Always……. Introduce yourself to the attending, resident(s) and staff in the ED Team up with senior residents (2 nd and 3 rd year EM) Have the residents and attendings fill out daily evals Obtain your patient assignments from the residents Be nice to patients and their family members EVEN if they are not so nice to you IMMEDIATELY advise the attending if a patient complains about their care or other problems
Be sure to…… Follow-up on the patients that you have seen until they are discharged from the ED Talk with the EM residents if you are interested in higher acuity patients (ICU, trauma, full arrest, etc.) Get with the nursing staff for simple procedures (IV’s, foley catheters, blood collection) Ask for help!

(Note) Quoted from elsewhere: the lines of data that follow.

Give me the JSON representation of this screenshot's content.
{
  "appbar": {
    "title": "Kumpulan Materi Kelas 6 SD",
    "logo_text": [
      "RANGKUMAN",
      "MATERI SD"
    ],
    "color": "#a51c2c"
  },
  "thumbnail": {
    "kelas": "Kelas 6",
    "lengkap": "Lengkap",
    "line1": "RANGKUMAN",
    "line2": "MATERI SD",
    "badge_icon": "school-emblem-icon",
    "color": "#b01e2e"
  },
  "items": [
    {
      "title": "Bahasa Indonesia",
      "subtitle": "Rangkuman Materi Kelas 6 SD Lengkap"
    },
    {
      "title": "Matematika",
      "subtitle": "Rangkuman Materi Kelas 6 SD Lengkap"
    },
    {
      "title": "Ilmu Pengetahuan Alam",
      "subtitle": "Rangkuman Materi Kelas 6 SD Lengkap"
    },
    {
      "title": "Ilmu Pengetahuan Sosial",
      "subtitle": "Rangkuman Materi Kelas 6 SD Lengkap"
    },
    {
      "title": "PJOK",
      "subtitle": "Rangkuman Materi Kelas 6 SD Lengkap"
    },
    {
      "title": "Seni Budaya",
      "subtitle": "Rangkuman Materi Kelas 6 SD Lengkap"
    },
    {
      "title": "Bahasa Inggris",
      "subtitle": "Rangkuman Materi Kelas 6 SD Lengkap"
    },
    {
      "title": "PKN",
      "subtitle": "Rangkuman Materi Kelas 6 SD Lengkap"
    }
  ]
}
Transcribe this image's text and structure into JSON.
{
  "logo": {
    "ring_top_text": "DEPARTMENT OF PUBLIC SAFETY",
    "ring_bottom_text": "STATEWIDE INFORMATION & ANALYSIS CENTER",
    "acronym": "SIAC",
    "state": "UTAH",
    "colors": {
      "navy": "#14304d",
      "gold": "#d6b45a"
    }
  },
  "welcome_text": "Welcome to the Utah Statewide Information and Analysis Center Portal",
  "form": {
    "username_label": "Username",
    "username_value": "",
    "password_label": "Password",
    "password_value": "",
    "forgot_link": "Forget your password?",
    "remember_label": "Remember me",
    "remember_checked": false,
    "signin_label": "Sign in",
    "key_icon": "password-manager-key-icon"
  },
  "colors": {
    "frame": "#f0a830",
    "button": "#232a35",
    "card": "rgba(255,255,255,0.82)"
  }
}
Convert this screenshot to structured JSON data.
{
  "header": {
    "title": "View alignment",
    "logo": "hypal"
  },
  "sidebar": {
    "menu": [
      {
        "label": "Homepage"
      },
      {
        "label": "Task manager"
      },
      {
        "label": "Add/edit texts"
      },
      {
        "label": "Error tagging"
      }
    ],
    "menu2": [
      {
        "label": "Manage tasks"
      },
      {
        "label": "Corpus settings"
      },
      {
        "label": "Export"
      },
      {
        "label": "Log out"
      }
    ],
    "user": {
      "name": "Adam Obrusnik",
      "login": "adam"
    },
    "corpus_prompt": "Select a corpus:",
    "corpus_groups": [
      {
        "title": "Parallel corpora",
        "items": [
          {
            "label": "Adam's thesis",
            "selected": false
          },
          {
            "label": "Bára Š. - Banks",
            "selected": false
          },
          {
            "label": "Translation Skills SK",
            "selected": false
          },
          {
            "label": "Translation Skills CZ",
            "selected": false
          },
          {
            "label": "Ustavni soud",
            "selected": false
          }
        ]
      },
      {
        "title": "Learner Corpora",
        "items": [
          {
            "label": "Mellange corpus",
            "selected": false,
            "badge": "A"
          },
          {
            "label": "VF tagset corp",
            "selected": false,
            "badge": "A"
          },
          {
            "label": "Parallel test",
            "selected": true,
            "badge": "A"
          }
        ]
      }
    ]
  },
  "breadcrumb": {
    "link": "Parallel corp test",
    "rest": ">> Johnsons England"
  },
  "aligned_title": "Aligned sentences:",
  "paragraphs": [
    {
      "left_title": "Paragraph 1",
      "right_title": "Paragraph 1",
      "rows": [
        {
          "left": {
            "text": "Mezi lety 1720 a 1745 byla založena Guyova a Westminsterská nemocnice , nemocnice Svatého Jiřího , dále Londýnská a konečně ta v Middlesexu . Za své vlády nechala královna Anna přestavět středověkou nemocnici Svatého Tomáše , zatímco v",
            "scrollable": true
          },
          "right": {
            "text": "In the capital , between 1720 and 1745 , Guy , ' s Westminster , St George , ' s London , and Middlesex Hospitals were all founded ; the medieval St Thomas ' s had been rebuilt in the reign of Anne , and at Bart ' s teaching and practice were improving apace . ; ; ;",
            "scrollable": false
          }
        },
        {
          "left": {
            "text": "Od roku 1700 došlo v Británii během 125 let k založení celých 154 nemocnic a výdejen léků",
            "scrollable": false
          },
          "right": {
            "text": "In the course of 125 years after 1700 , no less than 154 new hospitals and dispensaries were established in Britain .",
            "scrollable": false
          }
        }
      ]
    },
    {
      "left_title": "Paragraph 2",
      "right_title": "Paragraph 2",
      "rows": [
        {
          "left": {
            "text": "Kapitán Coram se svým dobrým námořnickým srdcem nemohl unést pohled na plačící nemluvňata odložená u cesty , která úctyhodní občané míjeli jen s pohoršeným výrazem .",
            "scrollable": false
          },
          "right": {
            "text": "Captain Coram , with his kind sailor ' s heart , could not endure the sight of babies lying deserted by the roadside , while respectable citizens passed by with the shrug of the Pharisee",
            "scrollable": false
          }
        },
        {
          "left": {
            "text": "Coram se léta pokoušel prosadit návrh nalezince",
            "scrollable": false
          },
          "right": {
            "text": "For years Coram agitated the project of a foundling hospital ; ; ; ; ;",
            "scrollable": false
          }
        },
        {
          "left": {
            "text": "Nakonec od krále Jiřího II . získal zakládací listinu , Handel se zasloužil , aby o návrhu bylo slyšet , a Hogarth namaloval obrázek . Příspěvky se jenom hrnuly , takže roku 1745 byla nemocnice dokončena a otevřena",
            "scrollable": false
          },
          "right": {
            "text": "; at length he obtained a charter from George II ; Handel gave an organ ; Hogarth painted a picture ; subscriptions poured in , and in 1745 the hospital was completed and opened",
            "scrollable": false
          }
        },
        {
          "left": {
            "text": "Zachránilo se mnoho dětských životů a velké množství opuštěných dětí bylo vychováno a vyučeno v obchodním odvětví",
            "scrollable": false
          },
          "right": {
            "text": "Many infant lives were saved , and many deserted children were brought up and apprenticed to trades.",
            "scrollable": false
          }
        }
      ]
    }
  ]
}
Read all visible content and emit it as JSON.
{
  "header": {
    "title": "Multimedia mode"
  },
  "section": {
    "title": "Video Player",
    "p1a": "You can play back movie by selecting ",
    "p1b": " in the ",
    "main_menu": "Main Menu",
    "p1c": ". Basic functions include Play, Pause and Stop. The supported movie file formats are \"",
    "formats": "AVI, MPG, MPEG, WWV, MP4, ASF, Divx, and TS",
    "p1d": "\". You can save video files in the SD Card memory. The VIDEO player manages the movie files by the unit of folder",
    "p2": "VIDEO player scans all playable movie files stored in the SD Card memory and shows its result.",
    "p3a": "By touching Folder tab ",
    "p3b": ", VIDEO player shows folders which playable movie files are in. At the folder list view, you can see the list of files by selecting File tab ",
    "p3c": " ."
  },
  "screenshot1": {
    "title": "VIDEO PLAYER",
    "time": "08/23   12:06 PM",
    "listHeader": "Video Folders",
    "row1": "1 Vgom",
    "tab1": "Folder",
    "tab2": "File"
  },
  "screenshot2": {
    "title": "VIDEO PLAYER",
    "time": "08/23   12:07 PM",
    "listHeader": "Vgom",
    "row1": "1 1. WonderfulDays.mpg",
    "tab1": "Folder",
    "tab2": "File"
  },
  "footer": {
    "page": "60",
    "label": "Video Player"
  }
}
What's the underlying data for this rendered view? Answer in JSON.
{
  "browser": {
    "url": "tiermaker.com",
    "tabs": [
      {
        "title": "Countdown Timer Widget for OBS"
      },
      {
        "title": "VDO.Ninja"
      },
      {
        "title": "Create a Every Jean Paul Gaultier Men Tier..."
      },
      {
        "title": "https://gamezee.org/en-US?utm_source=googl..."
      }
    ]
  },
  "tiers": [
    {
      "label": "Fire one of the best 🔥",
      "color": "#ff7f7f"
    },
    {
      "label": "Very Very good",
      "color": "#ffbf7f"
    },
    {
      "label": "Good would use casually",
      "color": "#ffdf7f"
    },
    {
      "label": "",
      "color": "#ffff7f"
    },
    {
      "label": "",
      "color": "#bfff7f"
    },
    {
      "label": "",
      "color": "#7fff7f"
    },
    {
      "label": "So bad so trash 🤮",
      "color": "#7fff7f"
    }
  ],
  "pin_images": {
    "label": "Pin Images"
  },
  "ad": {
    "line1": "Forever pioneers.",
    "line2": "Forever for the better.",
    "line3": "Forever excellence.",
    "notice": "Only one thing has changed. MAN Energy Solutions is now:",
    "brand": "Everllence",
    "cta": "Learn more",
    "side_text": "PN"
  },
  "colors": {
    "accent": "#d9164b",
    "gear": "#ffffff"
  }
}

Never put yourself or the patient at risk because you are in over your head
Charting….. Chart, chart, chart! Students should chart under HPI, ROS, and free text note. (Some attendings will tell you not to chart, however, if you see a patient you are REQUIRED TO CHART IT!!) Your history should be thorough and detailed BUT your presentation should be short and precise
Presentations….. Be prepared, presenting in the ED is different than floor presentations Use your HPI notepad When creating your presentation base it off of your chief complaint, pertinent positives and negatives and positive exam findings What is your diagnoses What is your treatment plan (include medications, labs, imaging and follow-up plan)
Presenting….(wrong and right way) The Wrong way….. Patient is a 29 year old male who presents to the ED with left sided chest pressure that started 2 days ago. Pain gets worse upon exertion and improves with relaxation. Upon physical exam his pupils are reactive to light, no lower extremity pain and denies any head trauma. I’m sorry….WHAT!?! The Right Way….. Patient is a 29 year old male who presents to the ED with left sided chest pressure that started 2 days ago. Pain gets worse upon exertion and improves with relaxation and denies personal and family hx of heart disease. Upon physical exam auscultation confirms bilateral rhonchi, patient confirms significant other and children had colds 1 week ago. I think that he has an upper respiratory infection and I would like to give him an albuterol treatment with pre and post peak-flow and get a chest x-ray to rule out pneumonia.